The suit, filed last week in U.S. District Court in Central Islip, New York, claims that Acclaim breached its license with WWE by continuing to sell games based on the WWE brand, despite the fact that a broad licensing agreement between the two companies expired in 1999, and Acclaim has a much more restricted license now.
WWE's suit states that since 1999, Acclaim has "distributed WWE copyrighted games significantly in excess of the terms" of its distribution agreements. WWE claims that it is owed "tens of millions of dollars" in licensing revenue, based on these unauthorized sales.
WWE is seeking a permanent injunction blocking Acclaim's alleged unauthorized distribution of the games Attitude
, In Your House
, and use of certain WWF trademarks, plus usage fees and monetary damages.

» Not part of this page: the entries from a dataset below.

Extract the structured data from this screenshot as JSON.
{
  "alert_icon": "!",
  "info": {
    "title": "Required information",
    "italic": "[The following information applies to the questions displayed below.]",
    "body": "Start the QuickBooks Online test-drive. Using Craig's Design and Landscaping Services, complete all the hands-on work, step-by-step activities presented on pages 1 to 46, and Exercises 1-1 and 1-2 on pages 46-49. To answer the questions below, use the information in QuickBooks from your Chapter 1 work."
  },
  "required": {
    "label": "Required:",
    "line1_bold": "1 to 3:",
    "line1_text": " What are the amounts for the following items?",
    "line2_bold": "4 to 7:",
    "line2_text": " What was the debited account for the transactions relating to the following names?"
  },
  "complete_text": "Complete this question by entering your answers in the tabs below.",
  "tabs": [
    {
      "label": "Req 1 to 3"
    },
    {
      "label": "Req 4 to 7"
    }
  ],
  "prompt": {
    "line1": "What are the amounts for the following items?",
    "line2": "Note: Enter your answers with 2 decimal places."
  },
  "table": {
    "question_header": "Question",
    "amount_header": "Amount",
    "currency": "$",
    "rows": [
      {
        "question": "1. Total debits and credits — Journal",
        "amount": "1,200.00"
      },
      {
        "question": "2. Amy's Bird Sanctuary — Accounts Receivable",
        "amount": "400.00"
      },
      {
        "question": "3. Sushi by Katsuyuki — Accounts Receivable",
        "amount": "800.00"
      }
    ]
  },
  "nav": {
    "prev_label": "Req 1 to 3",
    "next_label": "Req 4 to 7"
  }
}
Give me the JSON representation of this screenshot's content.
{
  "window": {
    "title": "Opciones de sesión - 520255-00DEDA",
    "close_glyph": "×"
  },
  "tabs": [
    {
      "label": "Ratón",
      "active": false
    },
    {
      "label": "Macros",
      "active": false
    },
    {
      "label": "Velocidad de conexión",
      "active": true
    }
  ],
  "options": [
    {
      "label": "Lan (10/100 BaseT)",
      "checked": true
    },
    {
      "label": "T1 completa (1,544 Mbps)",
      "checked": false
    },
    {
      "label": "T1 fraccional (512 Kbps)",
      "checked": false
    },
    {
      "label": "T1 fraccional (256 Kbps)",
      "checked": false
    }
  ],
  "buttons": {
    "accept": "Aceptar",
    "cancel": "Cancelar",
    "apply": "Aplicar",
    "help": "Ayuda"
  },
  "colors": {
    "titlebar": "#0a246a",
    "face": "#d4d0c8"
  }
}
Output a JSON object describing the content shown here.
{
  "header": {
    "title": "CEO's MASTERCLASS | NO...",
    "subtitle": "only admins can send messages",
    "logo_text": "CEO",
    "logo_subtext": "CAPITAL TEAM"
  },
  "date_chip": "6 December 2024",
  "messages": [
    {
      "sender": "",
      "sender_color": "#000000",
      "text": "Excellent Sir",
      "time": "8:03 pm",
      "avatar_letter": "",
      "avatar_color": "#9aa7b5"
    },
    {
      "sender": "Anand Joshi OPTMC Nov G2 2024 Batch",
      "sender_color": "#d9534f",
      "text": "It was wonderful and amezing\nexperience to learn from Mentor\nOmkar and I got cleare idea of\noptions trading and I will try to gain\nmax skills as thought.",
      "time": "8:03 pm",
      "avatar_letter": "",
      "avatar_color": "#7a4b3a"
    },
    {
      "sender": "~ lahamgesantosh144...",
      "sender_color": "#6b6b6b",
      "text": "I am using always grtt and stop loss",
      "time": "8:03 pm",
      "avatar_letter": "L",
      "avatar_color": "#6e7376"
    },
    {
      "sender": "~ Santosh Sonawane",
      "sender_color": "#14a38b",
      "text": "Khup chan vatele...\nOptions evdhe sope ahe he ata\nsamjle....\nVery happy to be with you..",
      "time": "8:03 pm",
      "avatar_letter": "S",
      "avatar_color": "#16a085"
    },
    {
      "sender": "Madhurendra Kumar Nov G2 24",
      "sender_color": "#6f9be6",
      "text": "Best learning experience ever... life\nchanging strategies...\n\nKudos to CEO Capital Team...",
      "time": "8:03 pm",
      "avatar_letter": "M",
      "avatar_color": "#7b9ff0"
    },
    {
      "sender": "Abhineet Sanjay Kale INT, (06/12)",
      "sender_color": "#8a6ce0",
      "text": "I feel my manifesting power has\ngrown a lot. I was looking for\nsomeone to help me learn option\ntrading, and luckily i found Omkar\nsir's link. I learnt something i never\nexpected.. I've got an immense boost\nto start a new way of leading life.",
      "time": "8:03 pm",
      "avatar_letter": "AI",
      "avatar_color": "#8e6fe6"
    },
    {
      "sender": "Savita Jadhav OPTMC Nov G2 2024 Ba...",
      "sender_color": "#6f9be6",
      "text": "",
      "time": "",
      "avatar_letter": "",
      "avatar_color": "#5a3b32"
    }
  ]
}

Acclaim representatives say they haven't seen the suit yet, and seemed a little perplexed about its arguments. Edward Slezak, Acclaim's VP and corporate counsel, said that since Acclaim hasn't published any WWE-based games since 1999, he assumes that WWE is upset over the fact that some retailers and distributors are still selling older inventory -- for which Acclaim says it gets no revenue.